Keywords:helium, isotope, Izu-Oshima, volcanic gas, hot spring
Izu-Oshima is an active volcanic island located around 100 km SSW of Tokyo. The center of the island is occupied by a caldera complex with a diameter of 3 km. A large post-caldera cone known as Mt. Mihara is located at the south-western quadrant of the caldera. During the last 10,000 years, large-scale eruptive activities have occurred repeatedly once every 100-150 years. The historical activity of the present Izu-Oshima volcano, including Mt. Mihara was well documented since 7th century A.D. The last magmatic eruption occurred in 1986, followed by small eruptions emitting volcanic ash and steam until 1990. Secular variations in 3He/4He ratios of steam from an observation well located about 3 km north of Mt. Mihara have been intermittently collected and analyzed since October 1986, about a month before the beginning of the last magmatic eruption.
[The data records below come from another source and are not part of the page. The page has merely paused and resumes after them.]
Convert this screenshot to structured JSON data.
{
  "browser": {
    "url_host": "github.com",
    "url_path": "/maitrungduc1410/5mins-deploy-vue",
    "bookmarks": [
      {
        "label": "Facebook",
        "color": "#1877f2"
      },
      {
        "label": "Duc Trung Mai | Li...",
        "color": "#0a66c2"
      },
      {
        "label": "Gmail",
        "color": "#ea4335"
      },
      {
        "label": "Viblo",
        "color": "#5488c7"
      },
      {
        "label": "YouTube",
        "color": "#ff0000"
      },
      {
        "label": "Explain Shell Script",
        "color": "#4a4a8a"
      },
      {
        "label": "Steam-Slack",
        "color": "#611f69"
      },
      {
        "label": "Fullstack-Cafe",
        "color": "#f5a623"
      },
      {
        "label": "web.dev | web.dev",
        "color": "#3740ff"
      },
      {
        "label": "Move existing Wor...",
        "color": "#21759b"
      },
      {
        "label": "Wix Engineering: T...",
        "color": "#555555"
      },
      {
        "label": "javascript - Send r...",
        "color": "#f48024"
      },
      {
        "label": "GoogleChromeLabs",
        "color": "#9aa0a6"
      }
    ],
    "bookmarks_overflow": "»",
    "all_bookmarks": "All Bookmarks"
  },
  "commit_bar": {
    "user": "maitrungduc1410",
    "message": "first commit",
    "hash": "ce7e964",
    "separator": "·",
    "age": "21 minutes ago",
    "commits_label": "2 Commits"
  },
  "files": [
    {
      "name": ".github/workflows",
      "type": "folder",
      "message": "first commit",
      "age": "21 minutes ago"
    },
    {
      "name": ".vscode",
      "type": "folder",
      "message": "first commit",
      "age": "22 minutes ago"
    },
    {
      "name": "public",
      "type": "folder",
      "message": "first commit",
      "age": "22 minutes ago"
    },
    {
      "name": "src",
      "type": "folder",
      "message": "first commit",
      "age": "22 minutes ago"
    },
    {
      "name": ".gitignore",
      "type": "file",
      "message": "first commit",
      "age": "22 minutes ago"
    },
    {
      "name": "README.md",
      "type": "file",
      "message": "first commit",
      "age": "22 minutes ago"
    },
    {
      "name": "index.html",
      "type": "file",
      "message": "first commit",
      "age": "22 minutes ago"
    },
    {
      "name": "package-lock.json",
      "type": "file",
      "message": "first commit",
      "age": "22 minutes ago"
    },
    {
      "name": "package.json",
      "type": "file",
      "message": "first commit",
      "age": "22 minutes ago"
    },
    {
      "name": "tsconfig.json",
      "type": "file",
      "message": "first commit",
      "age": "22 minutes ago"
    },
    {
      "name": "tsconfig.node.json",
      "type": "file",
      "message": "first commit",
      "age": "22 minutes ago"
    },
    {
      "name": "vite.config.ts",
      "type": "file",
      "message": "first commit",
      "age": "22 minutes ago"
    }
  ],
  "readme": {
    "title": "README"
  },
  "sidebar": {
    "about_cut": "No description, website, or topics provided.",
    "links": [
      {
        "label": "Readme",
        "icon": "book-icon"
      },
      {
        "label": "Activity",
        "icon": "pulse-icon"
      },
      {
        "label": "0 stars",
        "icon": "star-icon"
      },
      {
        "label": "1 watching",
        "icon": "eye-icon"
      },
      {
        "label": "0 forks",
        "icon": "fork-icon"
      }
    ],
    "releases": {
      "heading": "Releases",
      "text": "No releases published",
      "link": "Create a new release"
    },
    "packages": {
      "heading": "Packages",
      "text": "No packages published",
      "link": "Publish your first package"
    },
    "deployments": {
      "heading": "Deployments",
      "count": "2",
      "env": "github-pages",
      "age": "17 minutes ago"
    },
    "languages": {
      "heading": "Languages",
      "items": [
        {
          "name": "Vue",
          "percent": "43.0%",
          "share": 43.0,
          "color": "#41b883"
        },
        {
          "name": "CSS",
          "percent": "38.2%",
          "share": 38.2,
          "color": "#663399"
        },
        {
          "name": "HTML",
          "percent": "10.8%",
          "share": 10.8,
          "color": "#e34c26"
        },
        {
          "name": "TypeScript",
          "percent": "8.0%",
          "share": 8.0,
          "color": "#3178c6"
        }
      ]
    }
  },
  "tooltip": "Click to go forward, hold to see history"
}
The 3He/4He increased to 5.5 Ra, where Ra denotes the atmospheric 3He/4He ratio of 1.4x10-6, resulting from an increase in relative contribution of magmatic helium. After the 3He/4He peak in 1988, the 3He/4He ratios of the steam well gases decreased gradually due to depletion of magmatic gas emission and subsequent mixing with atmospheric helium entering the hydrothermal system (Sano et al., 1991; 1995; Shimoike and Notsu, 2000; this study). The present 3He/4He value of the steam gas is around 1.4 Ra, which is close to the value observed before the 1986 eruption (1.7 Ra), indicating magmatic helium discharge has returned to the level before the last activity.
The corrected 3He/4He ratios for the atmospheric contamination based on 4He/20Ne ratio range from 5.9 to 6.5 Ra during the last activity between 1987 and 1990. The isotope ratios of helium dissolved in hot-spring water collected from a well 50 m east of the observation steam well in 2001 and 2016 were about 6.3 Ra after air-contamination. It is unlikely that mixing ratio of crustal helium (dominantly 4He) and magmatic helium in the hydrothermal system has been constant for 30 years, thus the air-corrected 3He/4He ratio can be regarded as that of the magma. These indicate magmatic helium with 3He/4He ratio of ca. 6.3 Ra still has discharged without significant change in isotope ratio since the last eruption. The 3He/4He value of the magma is lower than the typical mantle value (8 ± 1 Ra), suggesting crustal helium contamination to the magma chamber.
References: Sano et al. (1991) Earth Planet. Sci. Lett. 107, 95-100. Sano et al. (1995) J. Volcanol. Geotherm. Res. 64, 83-94. Shimoike & Notsu (2000) J. Volcanol. Geotherm. Res. 101, 211-221.